◆ **ACTIVITY**: Lines from the one containing "Serialize everything readable" through the final line of the data, restated word for word and free of pictures, make up the whole answer.

Dataset rows describing interfaces:
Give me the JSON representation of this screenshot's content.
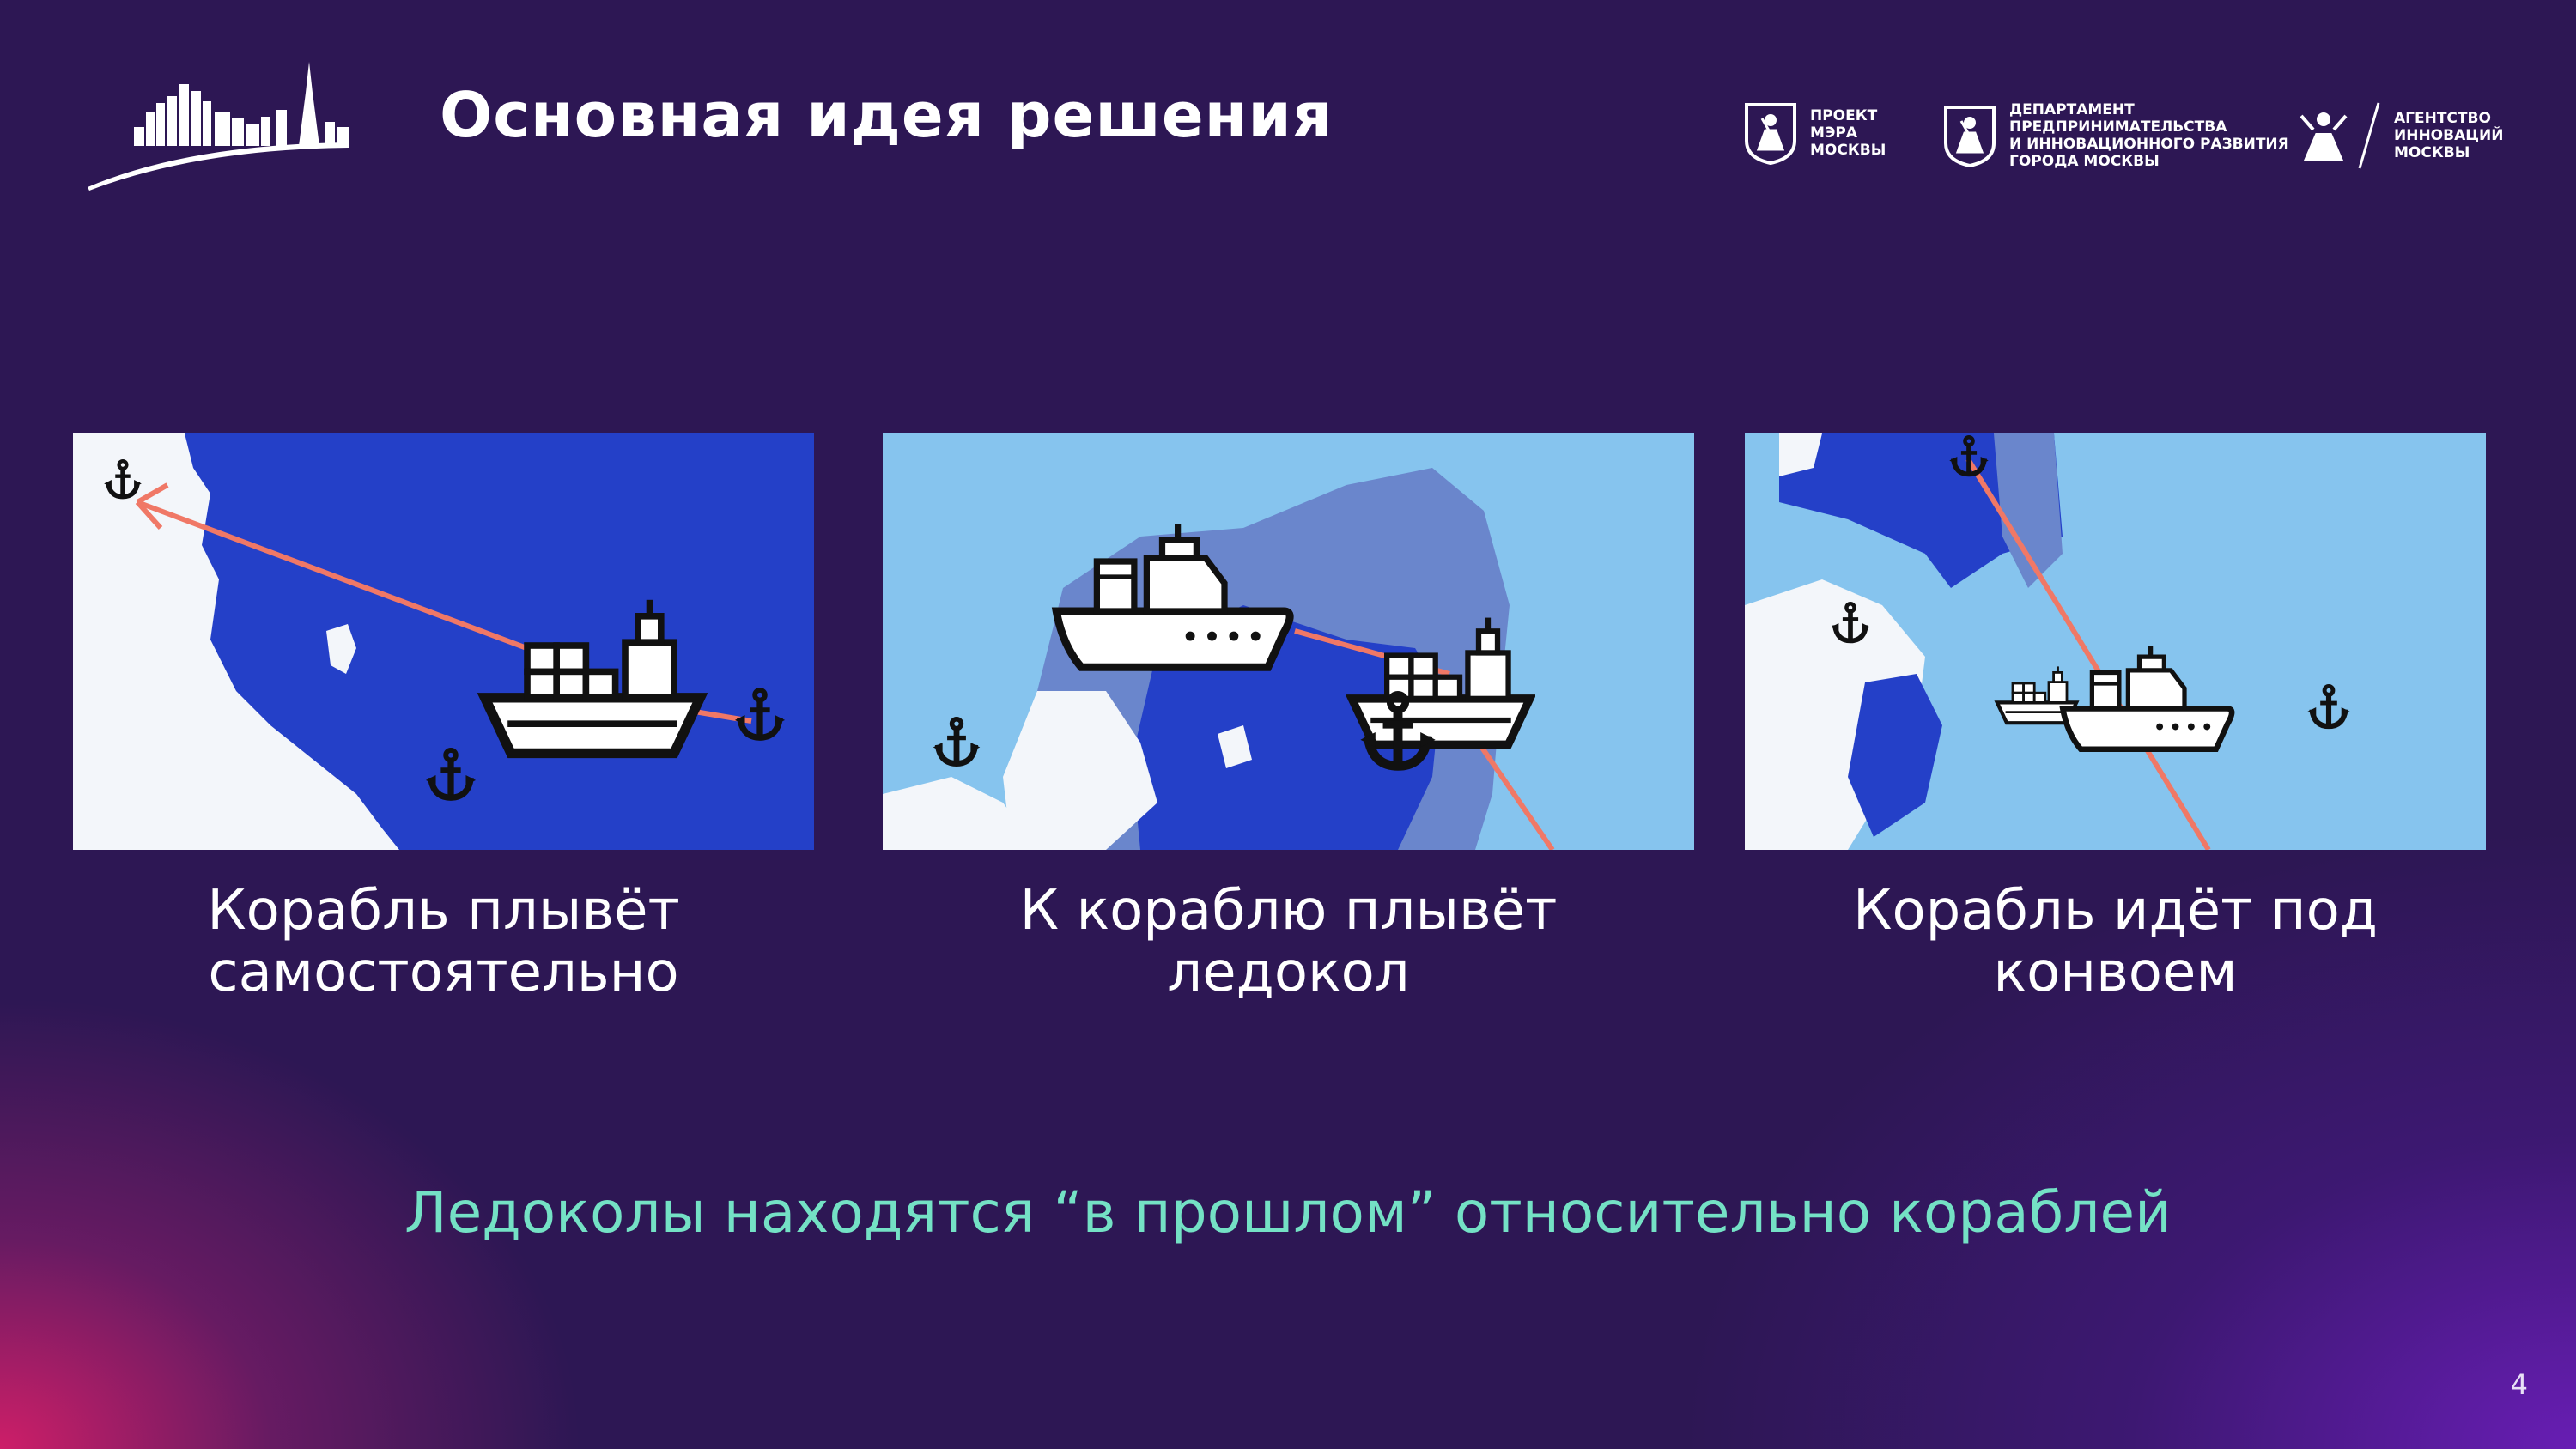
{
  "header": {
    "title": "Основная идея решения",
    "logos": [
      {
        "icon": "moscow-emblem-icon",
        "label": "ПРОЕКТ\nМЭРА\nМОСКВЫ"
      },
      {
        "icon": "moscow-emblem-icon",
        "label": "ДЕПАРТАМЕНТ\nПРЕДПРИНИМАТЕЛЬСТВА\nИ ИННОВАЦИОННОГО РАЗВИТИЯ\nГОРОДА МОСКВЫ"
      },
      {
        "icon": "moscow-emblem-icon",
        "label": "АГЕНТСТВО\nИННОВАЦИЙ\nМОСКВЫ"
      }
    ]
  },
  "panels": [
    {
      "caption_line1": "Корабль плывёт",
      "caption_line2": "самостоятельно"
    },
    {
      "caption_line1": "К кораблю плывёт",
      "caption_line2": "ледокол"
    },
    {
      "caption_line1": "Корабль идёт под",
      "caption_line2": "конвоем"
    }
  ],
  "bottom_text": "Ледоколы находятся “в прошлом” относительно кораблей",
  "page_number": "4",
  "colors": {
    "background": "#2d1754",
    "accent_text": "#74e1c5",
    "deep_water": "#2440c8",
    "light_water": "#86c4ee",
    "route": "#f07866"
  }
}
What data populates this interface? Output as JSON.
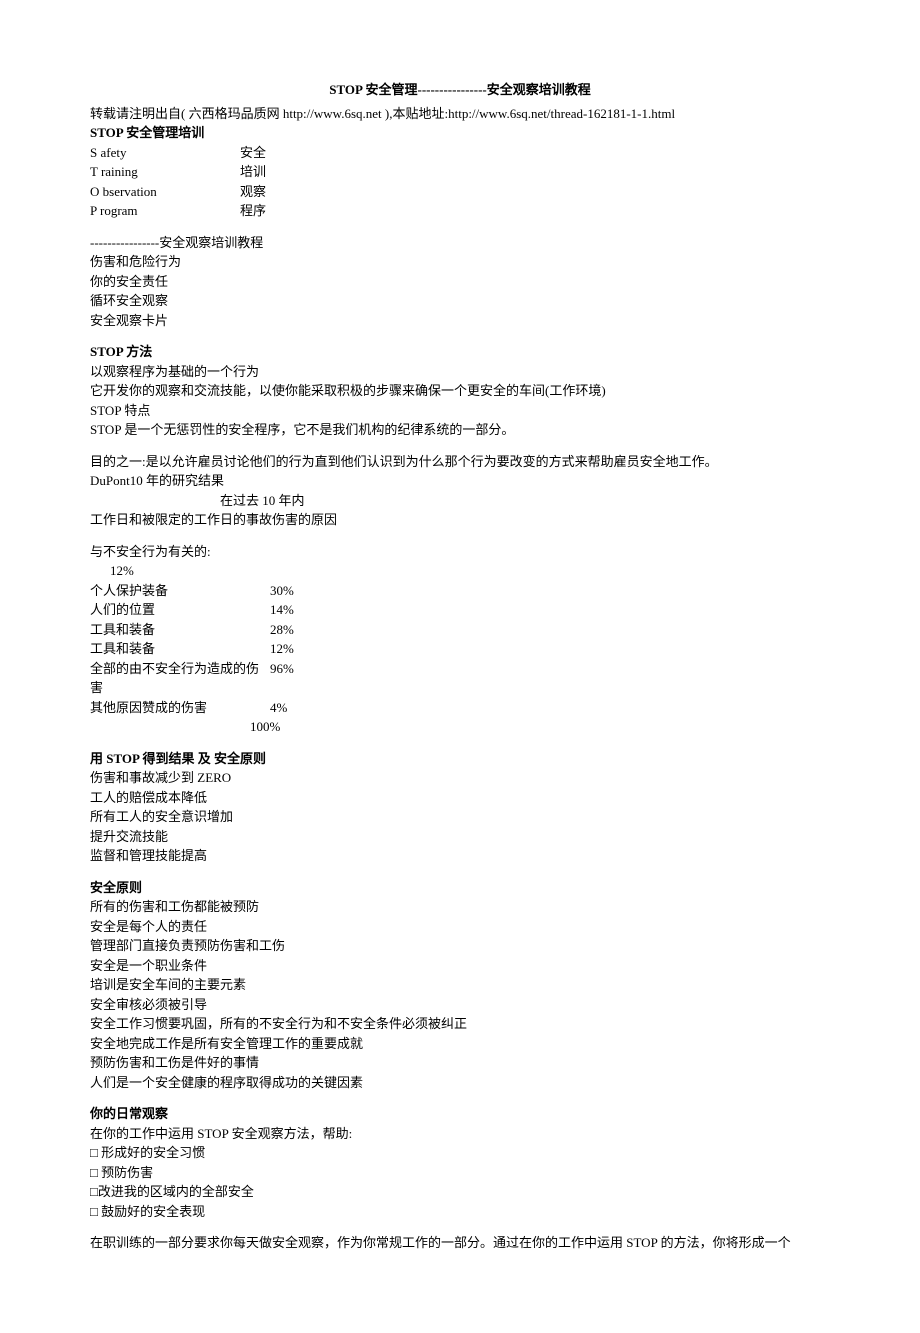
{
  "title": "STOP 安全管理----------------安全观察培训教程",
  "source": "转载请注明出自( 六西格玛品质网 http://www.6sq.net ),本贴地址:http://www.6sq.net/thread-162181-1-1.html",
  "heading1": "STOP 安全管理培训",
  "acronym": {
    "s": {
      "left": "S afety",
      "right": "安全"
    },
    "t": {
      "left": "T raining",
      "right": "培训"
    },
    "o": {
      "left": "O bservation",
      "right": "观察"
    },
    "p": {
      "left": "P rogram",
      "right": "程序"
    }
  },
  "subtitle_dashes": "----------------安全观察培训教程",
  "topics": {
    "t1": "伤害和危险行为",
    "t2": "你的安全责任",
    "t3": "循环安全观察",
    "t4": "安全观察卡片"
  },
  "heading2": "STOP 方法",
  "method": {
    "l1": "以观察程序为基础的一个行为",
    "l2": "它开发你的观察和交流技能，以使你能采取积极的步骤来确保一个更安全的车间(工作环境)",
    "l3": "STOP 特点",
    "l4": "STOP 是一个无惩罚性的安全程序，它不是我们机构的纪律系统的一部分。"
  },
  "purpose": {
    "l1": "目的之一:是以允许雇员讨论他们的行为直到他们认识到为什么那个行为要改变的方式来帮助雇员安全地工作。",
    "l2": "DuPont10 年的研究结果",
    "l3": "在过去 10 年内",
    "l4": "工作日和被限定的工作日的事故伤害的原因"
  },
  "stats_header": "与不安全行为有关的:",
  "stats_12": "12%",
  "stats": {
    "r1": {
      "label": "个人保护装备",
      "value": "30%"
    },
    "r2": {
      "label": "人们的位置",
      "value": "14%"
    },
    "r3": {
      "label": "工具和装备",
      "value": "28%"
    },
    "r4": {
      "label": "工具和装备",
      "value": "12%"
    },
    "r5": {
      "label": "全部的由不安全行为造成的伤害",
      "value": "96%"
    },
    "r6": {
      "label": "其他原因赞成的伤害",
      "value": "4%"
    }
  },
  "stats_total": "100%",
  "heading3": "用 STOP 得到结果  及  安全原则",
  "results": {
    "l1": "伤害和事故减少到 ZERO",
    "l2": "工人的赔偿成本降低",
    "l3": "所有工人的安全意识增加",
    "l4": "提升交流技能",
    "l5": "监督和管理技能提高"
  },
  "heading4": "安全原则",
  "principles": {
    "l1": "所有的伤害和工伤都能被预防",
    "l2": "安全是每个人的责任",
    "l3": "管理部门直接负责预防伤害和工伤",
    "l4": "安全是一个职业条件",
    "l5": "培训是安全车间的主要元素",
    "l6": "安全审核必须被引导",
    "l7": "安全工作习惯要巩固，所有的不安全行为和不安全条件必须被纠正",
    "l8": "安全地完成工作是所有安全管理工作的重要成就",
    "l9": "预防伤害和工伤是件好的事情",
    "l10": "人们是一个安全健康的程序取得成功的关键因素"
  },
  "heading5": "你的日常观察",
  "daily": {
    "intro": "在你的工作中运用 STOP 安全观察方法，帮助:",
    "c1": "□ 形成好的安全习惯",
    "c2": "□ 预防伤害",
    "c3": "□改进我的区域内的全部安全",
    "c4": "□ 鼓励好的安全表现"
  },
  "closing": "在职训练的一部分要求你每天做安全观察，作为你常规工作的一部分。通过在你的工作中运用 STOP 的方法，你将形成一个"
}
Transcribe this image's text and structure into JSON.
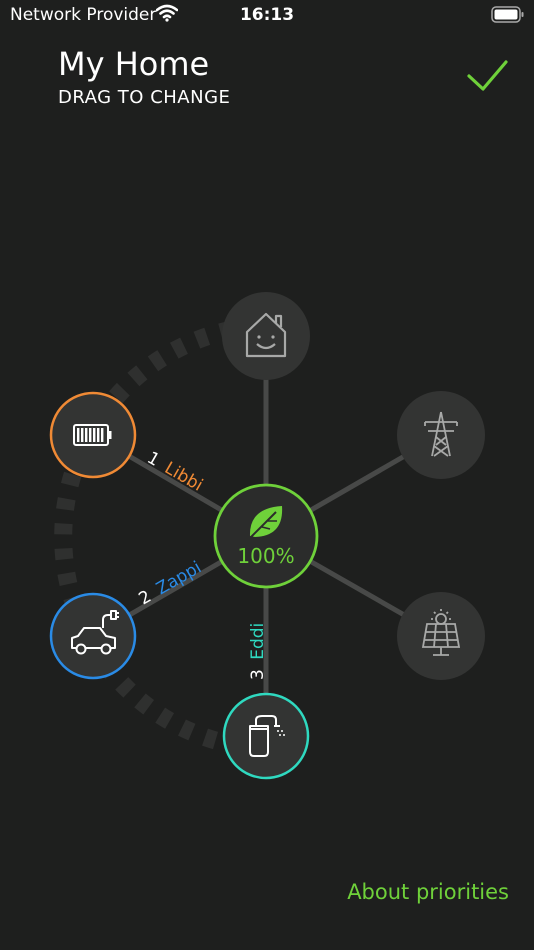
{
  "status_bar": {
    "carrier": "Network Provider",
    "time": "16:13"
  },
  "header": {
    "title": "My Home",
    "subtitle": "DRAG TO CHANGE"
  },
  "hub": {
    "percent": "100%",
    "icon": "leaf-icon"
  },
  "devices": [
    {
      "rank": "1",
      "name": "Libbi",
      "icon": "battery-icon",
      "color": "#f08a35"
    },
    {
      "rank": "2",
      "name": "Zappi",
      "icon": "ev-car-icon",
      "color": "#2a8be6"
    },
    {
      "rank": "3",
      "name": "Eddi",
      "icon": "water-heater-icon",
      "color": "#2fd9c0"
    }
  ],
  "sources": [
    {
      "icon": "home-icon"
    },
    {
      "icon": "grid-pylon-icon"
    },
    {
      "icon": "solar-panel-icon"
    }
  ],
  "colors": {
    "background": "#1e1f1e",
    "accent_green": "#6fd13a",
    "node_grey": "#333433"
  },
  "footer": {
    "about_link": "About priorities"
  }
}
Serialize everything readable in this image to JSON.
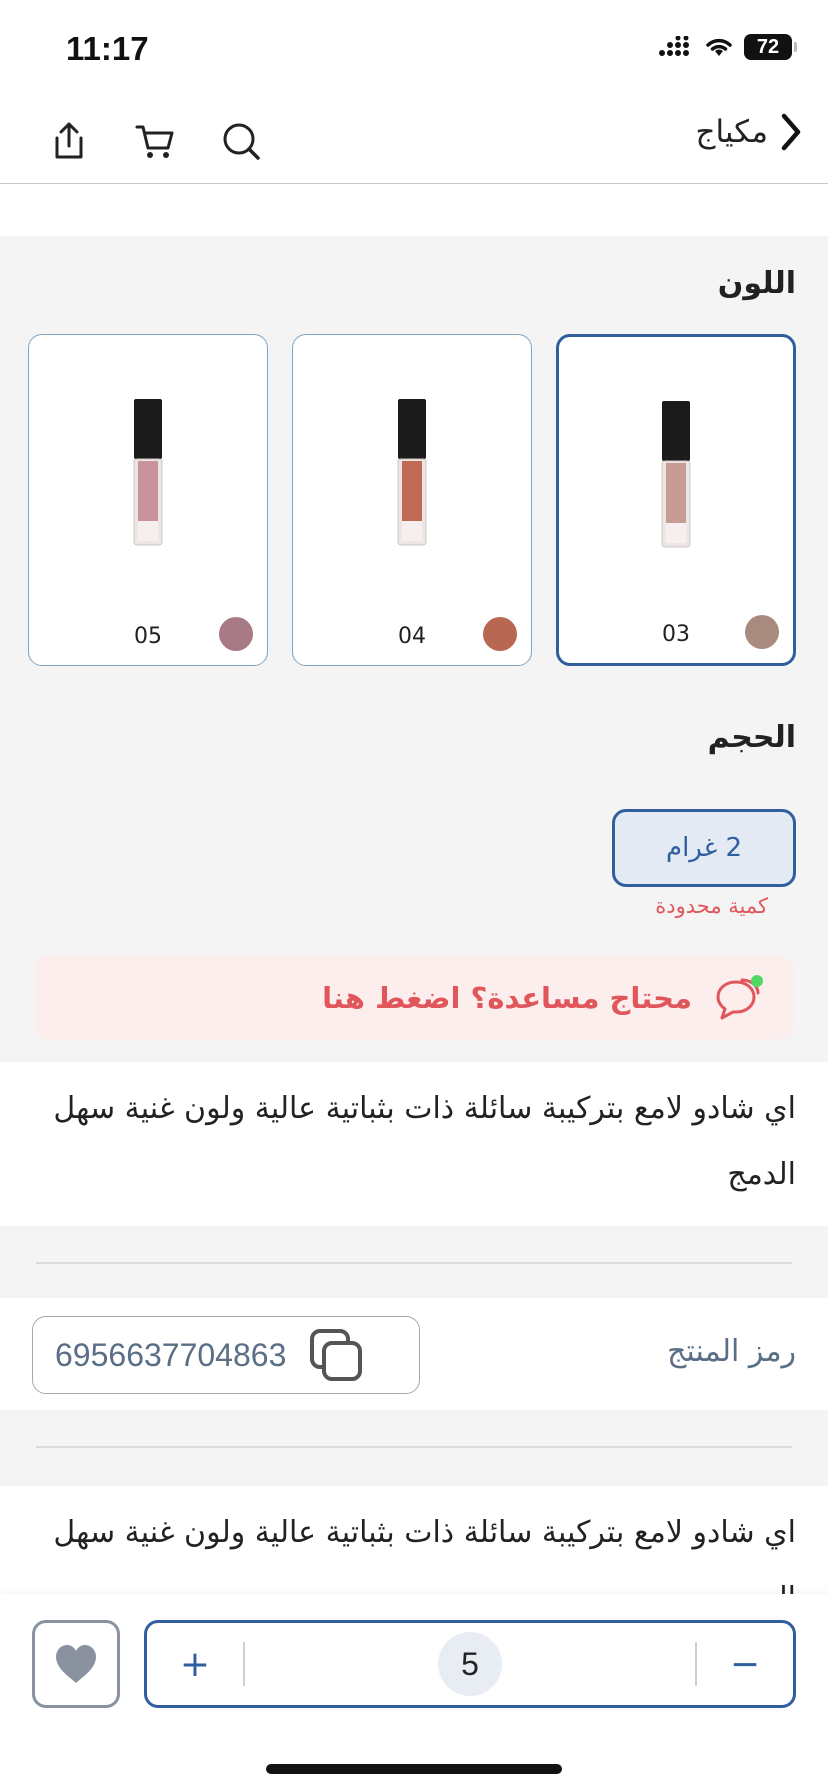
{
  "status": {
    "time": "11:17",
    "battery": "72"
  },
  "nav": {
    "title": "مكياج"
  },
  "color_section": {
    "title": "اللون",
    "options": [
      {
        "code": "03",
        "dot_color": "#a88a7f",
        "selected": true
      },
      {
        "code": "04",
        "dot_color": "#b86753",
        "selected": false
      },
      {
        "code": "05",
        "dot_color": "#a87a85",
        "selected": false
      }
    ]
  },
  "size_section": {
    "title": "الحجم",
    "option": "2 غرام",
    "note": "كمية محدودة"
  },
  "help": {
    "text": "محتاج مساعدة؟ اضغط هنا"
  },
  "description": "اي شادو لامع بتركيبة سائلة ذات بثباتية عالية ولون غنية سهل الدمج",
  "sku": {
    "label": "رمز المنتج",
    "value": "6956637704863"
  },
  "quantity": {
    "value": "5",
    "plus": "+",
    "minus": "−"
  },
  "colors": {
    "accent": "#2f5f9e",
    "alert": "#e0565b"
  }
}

◆ **YOUR RESPONSE**:
Serialize everything readable in this image to JSON.
{
  "status": {
    "time": "11:17",
    "battery": "72"
  },
  "nav": {
    "title": "مكياج"
  },
  "color_section": {
    "title": "اللون",
    "options": [
      {
        "code": "03",
        "dot_color": "#a88a7f",
        "selected": true
      },
      {
        "code": "04",
        "dot_color": "#b86753",
        "selected": false
      },
      {
        "code": "05",
        "dot_color": "#a87a85",
        "selected": false
      }
    ]
  },
  "size_section": {
    "title": "الحجم",
    "option": "2 غرام",
    "note": "كمية محدودة"
  },
  "help": {
    "text": "محتاج مساعدة؟ اضغط هنا"
  },
  "description": "اي شادو لامع بتركيبة سائلة ذات بثباتية عالية ولون غنية سهل الدمج",
  "sku": {
    "label": "رمز المنتج",
    "value": "6956637704863"
  },
  "quantity": {
    "value": "5",
    "plus": "+",
    "minus": "−"
  },
  "colors": {
    "accent": "#2f5f9e",
    "alert": "#e0565b"
  }
}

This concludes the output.